Entries supplied:
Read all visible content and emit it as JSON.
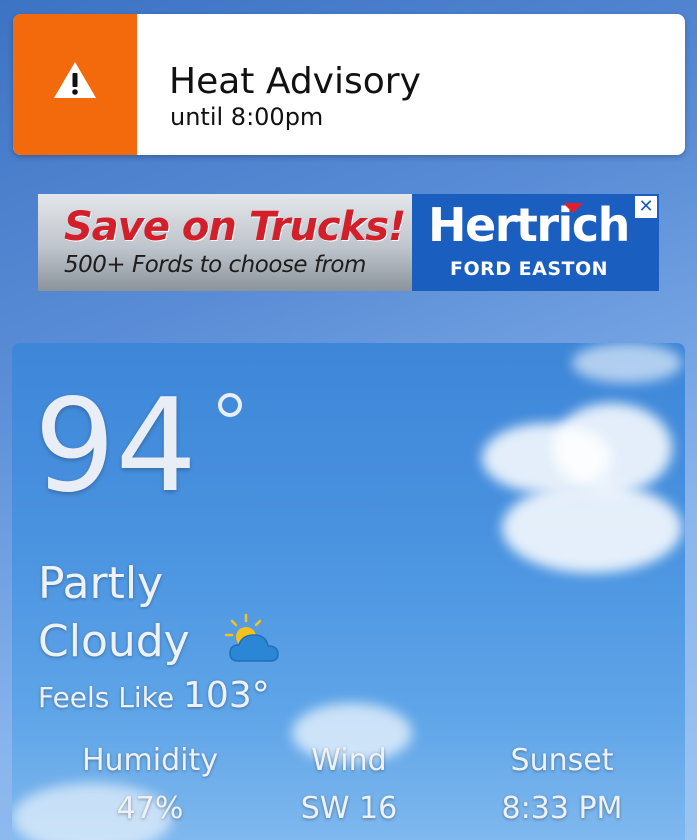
{
  "alert": {
    "title": "Heat Advisory",
    "subtitle": "until 8:00pm",
    "icon": "warning-icon",
    "color": "#f36a0c"
  },
  "ad": {
    "headline": "Save on Trucks!",
    "subline": "500+ Fords to choose from",
    "brand": "Hertrich",
    "location": "FORD EASTON",
    "close": "✕",
    "brand_color": "#1a5fc0",
    "headline_color": "#d21f2a"
  },
  "weather": {
    "temperature": "94",
    "condition_line1": "Partly",
    "condition_line2": "Cloudy",
    "condition_icon": "partly-cloudy-icon",
    "feels_like_label": "Feels Like",
    "feels_like_value": "103°",
    "stats": [
      {
        "label": "Humidity",
        "value": "47%"
      },
      {
        "label": "Wind",
        "value": "SW 16"
      },
      {
        "label": "Sunset",
        "value": "8:33 PM"
      }
    ]
  }
}
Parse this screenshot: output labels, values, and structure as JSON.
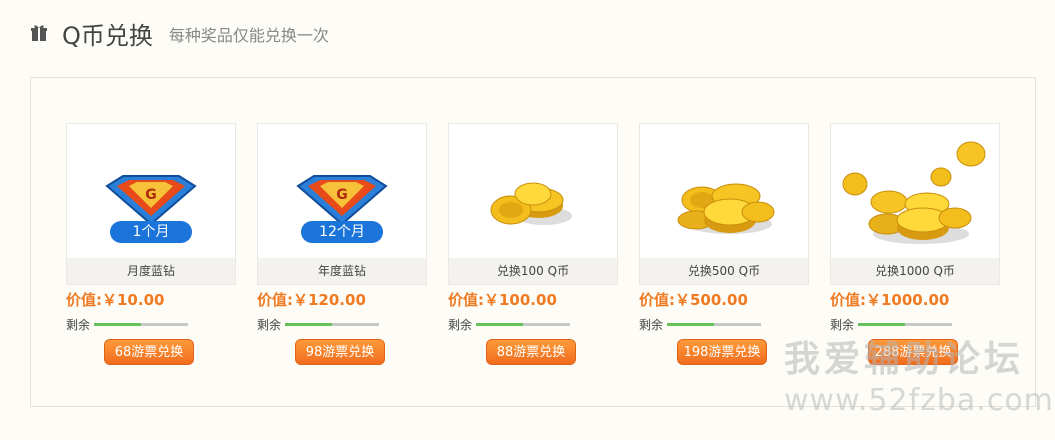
{
  "header": {
    "title": "Q币兑换",
    "subtitle": "每种奖品仅能兑换一次"
  },
  "colors": {
    "accent": "#f07a22",
    "progress": "#65c25c",
    "button": "#f57c22"
  },
  "items": [
    {
      "icon": "blue-diamond-icon",
      "badge": "1个月",
      "name": "月度蓝钻",
      "price": "价值:￥10.00",
      "remain_label": "剩余",
      "remaining": 0.5,
      "button": "68游票兑换"
    },
    {
      "icon": "blue-diamond-icon",
      "badge": "12个月",
      "name": "年度蓝钻",
      "price": "价值:￥120.00",
      "remain_label": "剩余",
      "remaining": 0.5,
      "button": "98游票兑换"
    },
    {
      "icon": "gold-coins-icon",
      "badge": "",
      "name": "兑换100 Q币",
      "price": "价值:￥100.00",
      "remain_label": "剩余",
      "remaining": 0.5,
      "button": "88游票兑换"
    },
    {
      "icon": "gold-coins-icon",
      "badge": "",
      "name": "兑换500 Q币",
      "price": "价值:￥500.00",
      "remain_label": "剩余",
      "remaining": 0.5,
      "button": "198游票兑换"
    },
    {
      "icon": "gold-coins-icon",
      "badge": "",
      "name": "兑换1000 Q币",
      "price": "价值:￥1000.00",
      "remain_label": "剩余",
      "remaining": 0.5,
      "button": "288游票兑换"
    }
  ],
  "watermark": {
    "line1": "我爱辅助论坛",
    "line2": "www.52fzba.com"
  }
}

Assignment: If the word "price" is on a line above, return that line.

Task response:
      "price": "价值:￥10.00",
      "price": "价值:￥120.00",
      "price": "价值:￥100.00",
      "price": "价值:￥500.00",
      "price": "价值:￥1000.00",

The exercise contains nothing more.